— BRIEF —
Locate each line of the material that contains "first", then return it.

******

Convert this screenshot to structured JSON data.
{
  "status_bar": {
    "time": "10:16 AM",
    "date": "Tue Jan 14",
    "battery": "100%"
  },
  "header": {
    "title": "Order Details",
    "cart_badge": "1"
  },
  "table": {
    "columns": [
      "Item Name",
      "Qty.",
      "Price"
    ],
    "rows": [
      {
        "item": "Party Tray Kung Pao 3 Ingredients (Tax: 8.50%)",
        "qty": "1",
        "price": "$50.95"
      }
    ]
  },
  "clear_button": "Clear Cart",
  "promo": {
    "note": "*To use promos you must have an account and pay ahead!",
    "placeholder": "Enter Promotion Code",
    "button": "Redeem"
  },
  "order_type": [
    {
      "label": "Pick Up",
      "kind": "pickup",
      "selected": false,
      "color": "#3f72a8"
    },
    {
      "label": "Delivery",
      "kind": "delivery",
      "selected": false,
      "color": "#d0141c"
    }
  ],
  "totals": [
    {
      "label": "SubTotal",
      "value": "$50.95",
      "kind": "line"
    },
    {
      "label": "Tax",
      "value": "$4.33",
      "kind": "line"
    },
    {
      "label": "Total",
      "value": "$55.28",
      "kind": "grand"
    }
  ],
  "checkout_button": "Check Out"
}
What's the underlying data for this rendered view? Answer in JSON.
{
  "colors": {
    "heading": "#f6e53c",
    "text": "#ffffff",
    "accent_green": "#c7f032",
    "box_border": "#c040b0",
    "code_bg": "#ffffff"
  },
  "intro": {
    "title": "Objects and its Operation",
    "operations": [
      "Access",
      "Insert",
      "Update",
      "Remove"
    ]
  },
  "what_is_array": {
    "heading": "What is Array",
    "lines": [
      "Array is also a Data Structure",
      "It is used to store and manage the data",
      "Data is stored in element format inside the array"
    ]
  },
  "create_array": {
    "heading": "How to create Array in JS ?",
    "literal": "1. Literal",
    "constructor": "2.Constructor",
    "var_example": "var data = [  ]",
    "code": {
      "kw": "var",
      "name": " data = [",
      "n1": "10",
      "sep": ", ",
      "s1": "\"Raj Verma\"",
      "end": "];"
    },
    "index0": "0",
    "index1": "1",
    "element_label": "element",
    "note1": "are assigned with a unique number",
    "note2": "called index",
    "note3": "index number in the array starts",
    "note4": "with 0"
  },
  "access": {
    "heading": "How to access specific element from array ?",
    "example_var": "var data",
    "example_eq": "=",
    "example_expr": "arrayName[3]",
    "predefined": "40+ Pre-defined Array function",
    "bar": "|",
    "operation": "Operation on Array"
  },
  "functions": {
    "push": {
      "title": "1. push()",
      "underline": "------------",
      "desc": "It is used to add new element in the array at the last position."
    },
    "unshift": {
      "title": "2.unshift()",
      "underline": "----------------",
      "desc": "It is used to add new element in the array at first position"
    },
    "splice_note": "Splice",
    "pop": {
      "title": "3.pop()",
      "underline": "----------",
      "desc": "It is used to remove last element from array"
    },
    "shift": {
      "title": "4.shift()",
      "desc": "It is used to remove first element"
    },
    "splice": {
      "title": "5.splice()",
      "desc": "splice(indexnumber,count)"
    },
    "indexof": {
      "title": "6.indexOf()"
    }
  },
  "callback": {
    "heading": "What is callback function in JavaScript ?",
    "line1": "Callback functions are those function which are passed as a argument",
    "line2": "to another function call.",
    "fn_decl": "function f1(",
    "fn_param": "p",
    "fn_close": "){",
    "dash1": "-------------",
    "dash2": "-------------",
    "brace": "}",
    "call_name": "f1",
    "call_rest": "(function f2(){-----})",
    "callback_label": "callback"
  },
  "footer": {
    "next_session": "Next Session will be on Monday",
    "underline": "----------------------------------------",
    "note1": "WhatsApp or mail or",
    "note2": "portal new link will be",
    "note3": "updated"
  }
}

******

— EXERCISE RESPONSE —
      "desc": "It is used to add new element in the array at first position"
      "desc": "It is used to remove first element"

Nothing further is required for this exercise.